11. Fit the pin
Some Shimano chains use a special joining pin, with a snap-off pointed leader. Bring the male and female ends of the chain together, line up their respective pin holes and insert the pin into the chain. Only the pointed leader section is joining the chain. This must now be pushed home with the chain splitter tool.
More recent Shimano chains come with a master link, so you just hook the two ends together so the master link is in the top run of chain, put the bike on the floor with the brakes on and stand on a pedal so the link clicks into place. Alternatively, use master link pliers.
12. Drive the pin home
Fit the chain tool to the chain in the normal way, to drive the new pin home. Ensure you're well lined up before cranking the chain tool handle. The new pin should slide home with ease, only the last millimetre or so will feel firm at the handle. You're looking to leave the tiny rim at the end of the new pin visible, the same as the other factory fitted ones on the other links. Over pushing the pin will result in the chain link jamming and potentially a chain failure.
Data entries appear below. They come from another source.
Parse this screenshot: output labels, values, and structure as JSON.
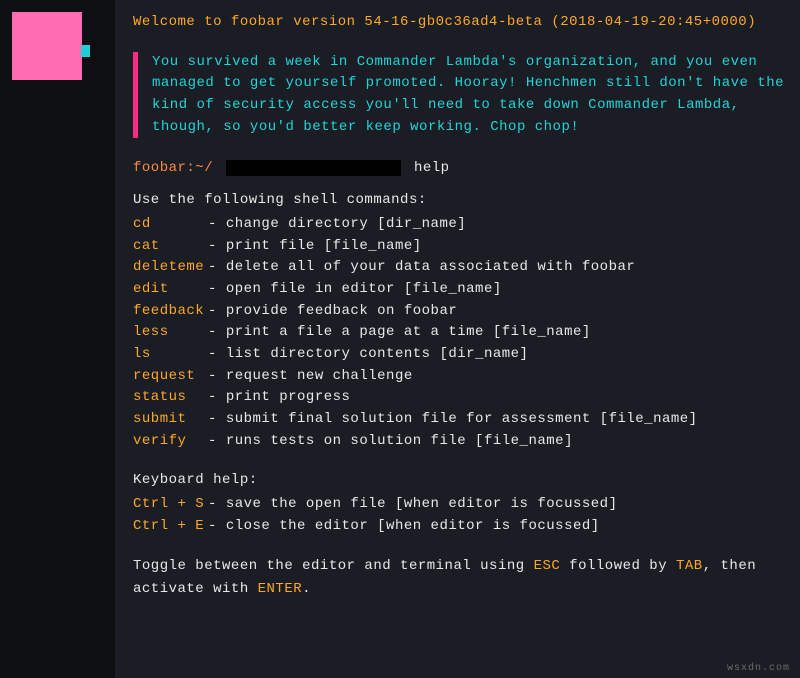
{
  "welcome": "Welcome to foobar version 54-16-gb0c36ad4-beta (2018-04-19-20:45+0000)",
  "quote": "You survived a week in Commander Lambda's organization, and you even managed to get yourself promoted. Hooray! Henchmen still don't have the kind of security access you'll need to take down Commander Lambda, though, so you'd better keep working. Chop chop!",
  "prompt": {
    "host": "foobar:~/",
    "command": "help"
  },
  "help_intro": "Use the following shell commands:",
  "commands": [
    {
      "name": "cd",
      "desc": "change directory [dir_name]"
    },
    {
      "name": "cat",
      "desc": "print file [file_name]"
    },
    {
      "name": "deleteme",
      "desc": "delete all of your data associated with foobar"
    },
    {
      "name": "edit",
      "desc": "open file in editor [file_name]"
    },
    {
      "name": "feedback",
      "desc": "provide feedback on foobar"
    },
    {
      "name": "less",
      "desc": "print a file a page at a time [file_name]"
    },
    {
      "name": "ls",
      "desc": "list directory contents [dir_name]"
    },
    {
      "name": "request",
      "desc": "request new challenge"
    },
    {
      "name": "status",
      "desc": "print progress"
    },
    {
      "name": "submit",
      "desc": "submit final solution file for assessment [file_name]"
    },
    {
      "name": "verify",
      "desc": "runs tests on solution file [file_name]"
    }
  ],
  "keyboard_title": "Keyboard help:",
  "keyboard": [
    {
      "keys": "Ctrl + S",
      "desc": "save the open file [when editor is focussed]"
    },
    {
      "keys": "Ctrl + E",
      "desc": "close the editor [when editor is focussed]"
    }
  ],
  "toggle": {
    "t1": "Toggle between the editor and terminal using ",
    "k1": "ESC",
    "t2": " followed by ",
    "k2": "TAB",
    "t3": ", then activate with ",
    "k3": "ENTER",
    "t4": "."
  },
  "watermark": "wsxdn.com"
}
13. Remove the leader
With the new link in position you'll need to remove the leader section. This requires a pair of pliers and a sharp angled twist of the wrist to break the leader free. These Park Tools cable cutters have a crimper behind the cutters that works well for the job.
14. Free up a stiff link
Sometimes the freshly joined link will run free first time, but occasionally the new join will be a little stiff. This can lead to skipping gears. When this happens we usually use our thumbs to apply a little side pressure to the link, which usually frees the link so it runs and shifts smoothly.